Natasha Batagianni Batagianni von Kadei, Odisha 754022, Indien
Ich werde den Rest der Serie nicht lesen.
Leider bezweifle ich, dass sie dieses Buch übersetzt haben, aber wenn Sie es auf Spanisch lesen und in die Hände bekommen können, kann ich es sehr empfehlen. Sie unterteilen die Kurzgeschichten nach Ländern. Wenn Sie etwas über die Geschichte Zentralamerikas wissen, werden Sie es sicherlich umso mehr genießen, als Symbolik und Verweise auf vergangene Ereignisse weit verbreitet sind.

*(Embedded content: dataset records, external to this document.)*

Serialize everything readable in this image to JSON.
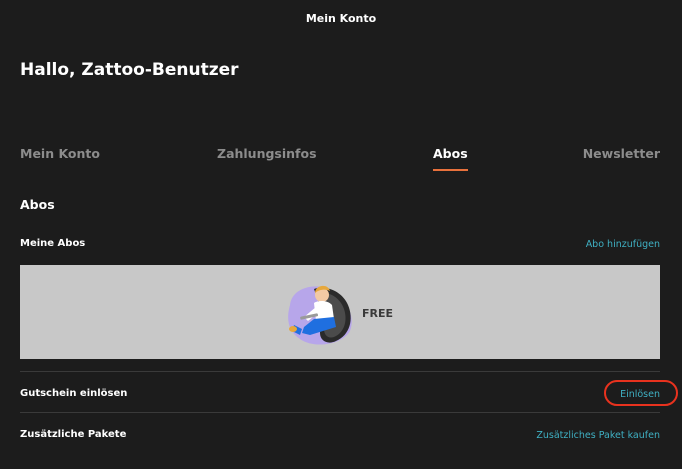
{
  "page": {
    "title": "Mein Konto"
  },
  "greeting": "Hallo, Zattoo-Benutzer",
  "tabs": [
    {
      "label": "Mein Konto",
      "active": false
    },
    {
      "label": "Zahlungsinfos",
      "active": false
    },
    {
      "label": "Abos",
      "active": true
    },
    {
      "label": "Newsletter",
      "active": false
    }
  ],
  "section": {
    "title": "Abos"
  },
  "subscriptions": {
    "label": "Meine Abos",
    "add_link": "Abo hinzufügen",
    "card": {
      "label": "FREE",
      "illustration": "person-in-seat-illustration"
    }
  },
  "voucher": {
    "label": "Gutschein einlösen",
    "action": "Einlösen"
  },
  "packages": {
    "label": "Zusätzliche Pakete",
    "action": "Zusätzliches Paket kaufen"
  },
  "colors": {
    "background": "#1c1c1c",
    "accent_underline": "#e8713c",
    "link": "#3fb0c3",
    "card_background": "#c8c8c8",
    "highlight_ring": "#e8321e"
  }
}
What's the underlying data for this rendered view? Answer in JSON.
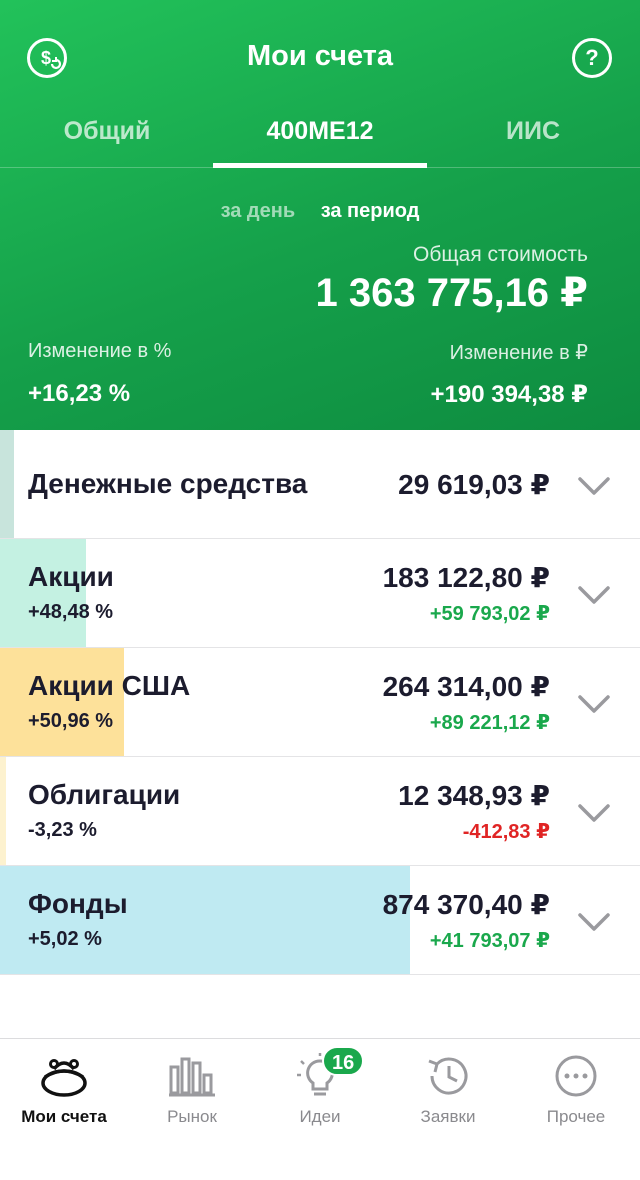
{
  "header": {
    "title": "Мои счета",
    "left_icon": "dollar-refresh-icon",
    "right_icon": "help-icon",
    "help_symbol": "?"
  },
  "tabs": [
    {
      "label": "Общий",
      "active": false
    },
    {
      "label": "400МЕ12",
      "active": true
    },
    {
      "label": "ИИС",
      "active": false
    }
  ],
  "periods": {
    "day": "за день",
    "period": "за период"
  },
  "summary": {
    "total_label": "Общая стоимость",
    "total_value": "1 363 775,16 ₽",
    "pct_label": "Изменение в %",
    "pct_value": "+16,23 %",
    "rub_label": "Изменение в ₽",
    "rub_value": "+190 394,38 ₽"
  },
  "rows": [
    {
      "name": "Денежные средства",
      "amount": "29 619,03 ₽",
      "pct": "",
      "delta": "",
      "share": 0.022,
      "bar_color": "#c8e4dc"
    },
    {
      "name": "Акции",
      "amount": "183 122,80 ₽",
      "pct": "+48,48 %",
      "delta": "+59 793,02 ₽",
      "share": 0.134,
      "bar_color": "#c4f1e2"
    },
    {
      "name": "Акции США",
      "amount": "264 314,00 ₽",
      "pct": "+50,96 %",
      "delta": "+89 221,12 ₽",
      "share": 0.194,
      "bar_color": "#fde19a"
    },
    {
      "name": "Облигации",
      "amount": "12 348,93 ₽",
      "pct": "-3,23 %",
      "delta": "-412,83 ₽",
      "share": 0.009,
      "bar_color": "#fdf2cf"
    },
    {
      "name": "Фонды",
      "amount": "874 370,40 ₽",
      "pct": "+5,02 %",
      "delta": "+41 793,07 ₽",
      "share": 0.641,
      "bar_color": "#bfeaf2"
    }
  ],
  "colors": {
    "accent": "#1aa84c",
    "positive": "#1aa84c",
    "negative": "#e02424",
    "text": "#1c1c2e"
  },
  "tabbar": {
    "items": [
      {
        "label": "Мои счета",
        "icon": "wallet-icon",
        "active": true
      },
      {
        "label": "Рынок",
        "icon": "market-bars-icon",
        "active": false
      },
      {
        "label": "Идеи",
        "icon": "lightbulb-icon",
        "active": false,
        "badge": "16"
      },
      {
        "label": "Заявки",
        "icon": "history-clock-icon",
        "active": false
      },
      {
        "label": "Прочее",
        "icon": "more-dots-icon",
        "active": false
      }
    ]
  }
}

Of the Drizzt “origins” trilogy this one moved me the most, and contained the most surprises. You can tell Salvatore in this book is relieved to get out of the underdark. He fills the book with lush descriptions of the woods, streams, the loneliness and beauty of the wild places. He also describes the pioneer spirit of a community on the outskirts of civilization. He brings Drizzt agonizingly close to becoming accepted by a real family, only to in complete shocker and his best plot surprise to date, have them murdered in cold blood. Reading the book felt like I was watching a western where the natives wipe out a border family. Several characters in the book leap from the pages as being if not original, then freshly described. Roddy McGristle is every redneck bully I have ever met. He lives in my town and can be seen at a local bar on Friday and Saturday nights or walking his hunting dogs down the street and daring people not to get out of his way. He schemes for his financial gain all in the name of protecting and serving his community. He uses Drizzt’s people, not his person, as an excuse to hunt him down (for a handsome reward). In the end he gets his comeuppance but not before he causes damage. He makes things hard for an outsider because that is the only way he can ever be accepted. Another description is the mountain man Montolio who befriends Drizzt and with whom Drizzt serves the apprenticeship as a Ranger. In a twist Montolio is blind as a bad from a battle, and old, around seventy. To make him believable with his disablity was feat I didn’t think Salvatore could pull of but to my surprise he did. This was his sixth published Drizzt book and you can see him developing as writer. The best way to describe the characters movement from isolation to acceptance, and the way salvatore describes it, is to show him getting close to building a relationship with people only to lose it time and again. Sometimes through fate, other times through the sheer maliciousness of others. When the family that Drizzt observes is wiped out you can feel your heart dropped because you sensed an opportunity for acceptance. You are also kind of surprised at the way Salvatore doesn’t pull punches and kills of characters he was at pains to describe. That has to be hard for a novelist. Invest so much time and energy into a character and then have to wipe them out in the service of a plot. Ouch. And there are the comic scenes too. The pranks the young boy plays on Drizzt, the tricks montolio plays. The farm family’s games with each other. By this book he has learned how to alternate such scenes for comic effect. I also was moved by the way Drizzt serves his apprenticeship and learns to become useful. And then he becomes useful to the townspeople of the Ten Towns as a Ranger guardian. In so many ways Drizzt grows. He gains trust and friendship andlearns to give back in return without too much expectation. He’s not a fool, but he knows how to give help. Im not that certain that he knows how to receive help. Other characters and situations from the books that stand out: the sprite who is every thirteen year old know it all Ive ever had to work with. Cattie Brie who is so tender and just a girl in this book trying to understand the world around her. It moves me the way she takes to Drizzt. And Bruenor’s acceptance of him. That was a surprise.